Faraday(redirected from Faraday constant)
Also found in: Thesaurus, Medical, Acronyms, Encyclopedia, Wikipedia.
A measure of the electric charge carried by one mole of electrons, used in electrolysis as the quantity of charge required to deposit or liberate one gram equivalent weight of a substance, approximately 9.6494 × 104 coulombs.
[After Michael Faraday.]
American Heritage® Dictionary of the English Language, Fifth Edition. Copyright © 2016 by Houghton Mifflin Harcourt Publishing Company.
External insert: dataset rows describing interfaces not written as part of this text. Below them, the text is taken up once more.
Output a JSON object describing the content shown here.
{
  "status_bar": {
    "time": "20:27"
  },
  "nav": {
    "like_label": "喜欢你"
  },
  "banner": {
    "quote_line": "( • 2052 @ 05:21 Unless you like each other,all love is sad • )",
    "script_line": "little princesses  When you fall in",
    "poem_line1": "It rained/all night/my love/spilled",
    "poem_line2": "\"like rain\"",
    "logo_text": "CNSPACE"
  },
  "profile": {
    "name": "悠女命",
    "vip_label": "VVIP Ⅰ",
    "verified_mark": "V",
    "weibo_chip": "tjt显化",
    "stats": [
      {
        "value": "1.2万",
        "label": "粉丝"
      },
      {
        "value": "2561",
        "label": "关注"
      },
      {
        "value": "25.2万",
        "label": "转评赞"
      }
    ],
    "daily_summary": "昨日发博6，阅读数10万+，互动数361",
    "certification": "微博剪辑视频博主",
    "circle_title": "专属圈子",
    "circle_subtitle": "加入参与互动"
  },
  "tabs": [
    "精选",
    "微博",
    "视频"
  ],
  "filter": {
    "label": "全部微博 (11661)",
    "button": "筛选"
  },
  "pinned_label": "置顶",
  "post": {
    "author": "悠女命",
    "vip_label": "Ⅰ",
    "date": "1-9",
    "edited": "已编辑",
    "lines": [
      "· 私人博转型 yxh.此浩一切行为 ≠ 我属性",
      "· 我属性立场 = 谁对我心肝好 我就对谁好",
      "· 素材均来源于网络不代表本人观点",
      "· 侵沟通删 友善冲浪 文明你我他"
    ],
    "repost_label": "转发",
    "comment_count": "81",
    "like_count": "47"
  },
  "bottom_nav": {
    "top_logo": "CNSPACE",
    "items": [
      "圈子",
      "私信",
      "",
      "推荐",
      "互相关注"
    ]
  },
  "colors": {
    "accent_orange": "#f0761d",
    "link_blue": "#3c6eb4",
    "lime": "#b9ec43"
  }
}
Published by Houghton Mifflin Harcourt Publishing Company. All rights reserved.
(Biography) Michael. 1791–1867, English physicist and chemist who discovered electromagnetic induction, leading to the invention of the dynamo. He also carried out research into the principles of electrolysis
(Units) a quantity of electricity, used in electrochemical calculations, equivalent to unit amount of substance of electrons. It is equal to the product of the Avogadro number and the charge on the electron and has the value 96 487 coulombs per mole. Symbol: F
[C20: named after Michael Faraday]
Collins English Dictionary – Complete and Unabridged, 12th Edition 2014 © HarperCollins Publishers 1991, 1994, 1998, 2000, 2003, 2006, 2007, 2009, 2011, 2014
Far•a•day(ˈfær ə di, -ˌdeɪ)
1. Michael, 1791–1867, English physicist.
2. a unit of electricity used in electrolysis, equal to 96,500 coulombs.
Random House Kernerman Webster's College Dictionary, © 2010 K Dictionaries Ltd. Copyright 2005, 1997, 1991 by Random House, Inc. All rights reserved.
A unit of electric charge, equal to about 96,494 coulombs, used to measure the electricity required to break down a compound by electrolysis.
The American Heritage® Student Science Dictionary, Second Edition. Copyright © 2014 by Houghton Mifflin Harcourt Publishing Company. Published by Houghton Mifflin Harcourt Publishing Company. All rights reserved.